== What you should do ==
All the data should be repeated exactly. Any image in it is left out.

== Provided records ==
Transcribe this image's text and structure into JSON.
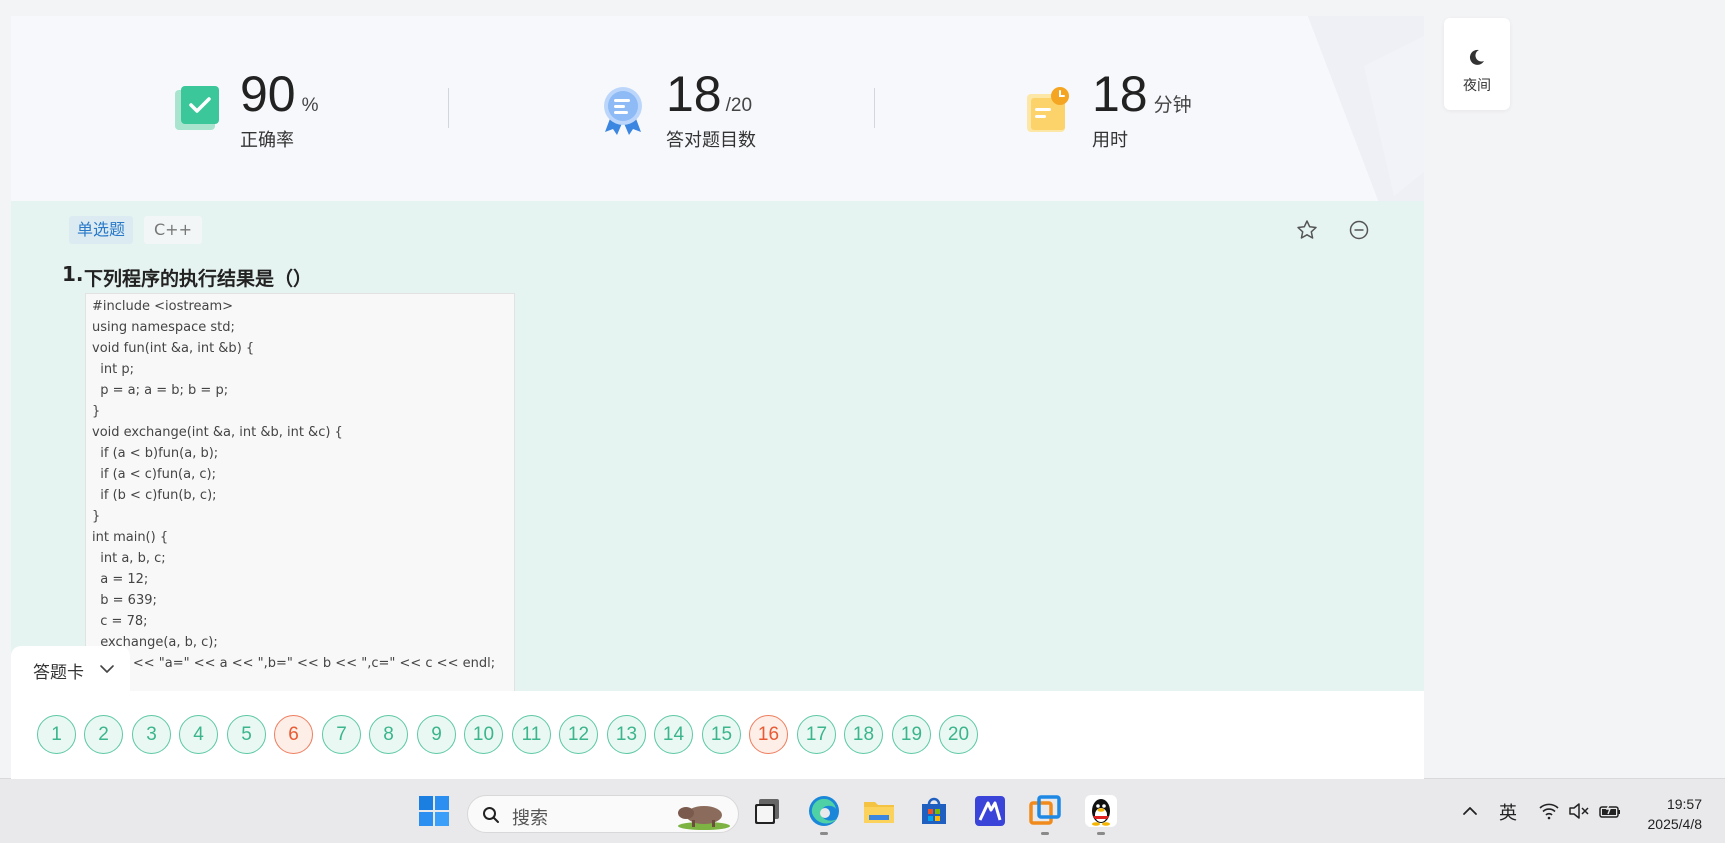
{
  "stats": {
    "accuracy": {
      "value": "90",
      "unit": "%",
      "caption": "正确率",
      "icon": "check-shield-icon"
    },
    "correct": {
      "value": "18",
      "unit": "/20",
      "caption": "答对题目数",
      "icon": "award-ribbon-icon"
    },
    "time": {
      "value": "18",
      "unit": "分钟",
      "caption": "用时",
      "icon": "clock-note-icon"
    }
  },
  "night_mode": {
    "label": "夜间",
    "icon": "moon-icon"
  },
  "question": {
    "type_tag": "单选题",
    "lang_tag": "C++",
    "number": "1.",
    "title": "下列程序的执行结果是（）",
    "code_lines": [
      "#include <iostream>",
      "using namespace std;",
      "void fun(int &a, int &b) {",
      "  int p;",
      "  p = a; a = b; b = p;",
      "}",
      "void exchange(int &a, int &b, int &c) {",
      "  if (a < b)fun(a, b);",
      "  if (a < c)fun(a, c);",
      "  if (b < c)fun(b, c);",
      "}",
      "int main() {",
      "  int a, b, c;",
      "  a = 12;",
      "  b = 639;",
      "  c = 78;",
      "  exchange(a, b, c);",
      "  cout << \"a=\" << a << \",b=\" << b << \",c=\" << c << endl;"
    ]
  },
  "answer_card": {
    "label": "答题卡",
    "items": [
      {
        "n": "1",
        "status": "correct"
      },
      {
        "n": "2",
        "status": "correct"
      },
      {
        "n": "3",
        "status": "correct"
      },
      {
        "n": "4",
        "status": "correct"
      },
      {
        "n": "5",
        "status": "correct"
      },
      {
        "n": "6",
        "status": "wrong"
      },
      {
        "n": "7",
        "status": "correct"
      },
      {
        "n": "8",
        "status": "correct"
      },
      {
        "n": "9",
        "status": "correct"
      },
      {
        "n": "10",
        "status": "correct"
      },
      {
        "n": "11",
        "status": "correct"
      },
      {
        "n": "12",
        "status": "correct"
      },
      {
        "n": "13",
        "status": "correct"
      },
      {
        "n": "14",
        "status": "correct"
      },
      {
        "n": "15",
        "status": "correct"
      },
      {
        "n": "16",
        "status": "wrong"
      },
      {
        "n": "17",
        "status": "correct"
      },
      {
        "n": "18",
        "status": "correct"
      },
      {
        "n": "19",
        "status": "correct"
      },
      {
        "n": "20",
        "status": "correct"
      }
    ]
  },
  "colors": {
    "correct": "#3bb58c",
    "wrong": "#e85a34",
    "accent": "#2979c8"
  },
  "taskbar": {
    "search_label": "搜索",
    "ime": "英",
    "time": "19:57",
    "date": "2025/4/8"
  }
}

== Response below ==
Transcribe this image's text and structure into JSON.
{
  "stats": {
    "accuracy": {
      "value": "90",
      "unit": "%",
      "caption": "正确率",
      "icon": "check-shield-icon"
    },
    "correct": {
      "value": "18",
      "unit": "/20",
      "caption": "答对题目数",
      "icon": "award-ribbon-icon"
    },
    "time": {
      "value": "18",
      "unit": "分钟",
      "caption": "用时",
      "icon": "clock-note-icon"
    }
  },
  "night_mode": {
    "label": "夜间",
    "icon": "moon-icon"
  },
  "question": {
    "type_tag": "单选题",
    "lang_tag": "C++",
    "number": "1.",
    "title": "下列程序的执行结果是（）",
    "code_lines": [
      "#include <iostream>",
      "using namespace std;",
      "void fun(int &a, int &b) {",
      "  int p;",
      "  p = a; a = b; b = p;",
      "}",
      "void exchange(int &a, int &b, int &c) {",
      "  if (a < b)fun(a, b);",
      "  if (a < c)fun(a, c);",
      "  if (b < c)fun(b, c);",
      "}",
      "int main() {",
      "  int a, b, c;",
      "  a = 12;",
      "  b = 639;",
      "  c = 78;",
      "  exchange(a, b, c);",
      "  cout << \"a=\" << a << \",b=\" << b << \",c=\" << c << endl;"
    ]
  },
  "answer_card": {
    "label": "答题卡",
    "items": [
      {
        "n": "1",
        "status": "correct"
      },
      {
        "n": "2",
        "status": "correct"
      },
      {
        "n": "3",
        "status": "correct"
      },
      {
        "n": "4",
        "status": "correct"
      },
      {
        "n": "5",
        "status": "correct"
      },
      {
        "n": "6",
        "status": "wrong"
      },
      {
        "n": "7",
        "status": "correct"
      },
      {
        "n": "8",
        "status": "correct"
      },
      {
        "n": "9",
        "status": "correct"
      },
      {
        "n": "10",
        "status": "correct"
      },
      {
        "n": "11",
        "status": "correct"
      },
      {
        "n": "12",
        "status": "correct"
      },
      {
        "n": "13",
        "status": "correct"
      },
      {
        "n": "14",
        "status": "correct"
      },
      {
        "n": "15",
        "status": "correct"
      },
      {
        "n": "16",
        "status": "wrong"
      },
      {
        "n": "17",
        "status": "correct"
      },
      {
        "n": "18",
        "status": "correct"
      },
      {
        "n": "19",
        "status": "correct"
      },
      {
        "n": "20",
        "status": "correct"
      }
    ]
  },
  "colors": {
    "correct": "#3bb58c",
    "wrong": "#e85a34",
    "accent": "#2979c8"
  },
  "taskbar": {
    "search_label": "搜索",
    "ime": "英",
    "time": "19:57",
    "date": "2025/4/8"
  }
}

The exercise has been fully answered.